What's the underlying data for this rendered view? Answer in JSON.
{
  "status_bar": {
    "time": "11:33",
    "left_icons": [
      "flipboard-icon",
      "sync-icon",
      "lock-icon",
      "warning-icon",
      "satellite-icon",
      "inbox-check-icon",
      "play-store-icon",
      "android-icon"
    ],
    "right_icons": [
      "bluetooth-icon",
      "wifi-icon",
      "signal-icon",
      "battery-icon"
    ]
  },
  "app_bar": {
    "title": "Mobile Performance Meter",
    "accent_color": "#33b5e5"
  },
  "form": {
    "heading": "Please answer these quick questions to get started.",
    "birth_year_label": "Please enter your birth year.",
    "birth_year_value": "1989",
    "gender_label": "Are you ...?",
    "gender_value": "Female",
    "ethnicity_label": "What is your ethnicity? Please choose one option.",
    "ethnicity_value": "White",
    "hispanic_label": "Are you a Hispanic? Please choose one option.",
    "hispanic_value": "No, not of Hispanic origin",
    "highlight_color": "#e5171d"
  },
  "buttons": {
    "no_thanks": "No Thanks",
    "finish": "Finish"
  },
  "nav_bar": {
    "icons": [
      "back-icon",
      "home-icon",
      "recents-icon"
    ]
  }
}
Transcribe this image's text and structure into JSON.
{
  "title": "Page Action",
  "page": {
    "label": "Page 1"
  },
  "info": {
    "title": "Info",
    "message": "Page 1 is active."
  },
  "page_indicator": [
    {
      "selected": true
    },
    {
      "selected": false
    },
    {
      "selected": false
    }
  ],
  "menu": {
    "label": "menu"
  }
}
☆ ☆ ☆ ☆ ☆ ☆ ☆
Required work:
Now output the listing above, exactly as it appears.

Solved problem:
What's the underlying data for this rendered view? Answer in JSON.
{
  "status_bar": {
    "time": "11:33",
    "left_icons": [
      "flipboard-icon",
      "sync-icon",
      "lock-icon",
      "warning-icon",
      "satellite-icon",
      "inbox-check-icon",
      "play-store-icon",
      "android-icon"
    ],
    "right_icons": [
      "bluetooth-icon",
      "wifi-icon",
      "signal-icon",
      "battery-icon"
    ]
  },
  "app_bar": {
    "title": "Mobile Performance Meter",
    "accent_color": "#33b5e5"
  },
  "form": {
    "heading": "Please answer these quick questions to get started.",
    "birth_year_label": "Please enter your birth year.",
    "birth_year_value": "1989",
    "gender_label": "Are you ...?",
    "gender_value": "Female",
    "ethnicity_label": "What is your ethnicity? Please choose one option.",
    "ethnicity_value": "White",
    "hispanic_label": "Are you a Hispanic? Please choose one option.",
    "hispanic_value": "No, not of Hispanic origin",
    "highlight_color": "#e5171d"
  },
  "buttons": {
    "no_thanks": "No Thanks",
    "finish": "Finish"
  },
  "nav_bar": {
    "icons": [
      "back-icon",
      "home-icon",
      "recents-icon"
    ]
  }
}
Transcribe this image's text and structure into JSON.
{
  "title": "Page Action",
  "page": {
    "label": "Page 1"
  },
  "info": {
    "title": "Info",
    "message": "Page 1 is active."
  },
  "page_indicator": [
    {
      "selected": true
    },
    {
      "selected": false
    },
    {
      "selected": false
    }
  ],
  "menu": {
    "label": "menu"
  }
}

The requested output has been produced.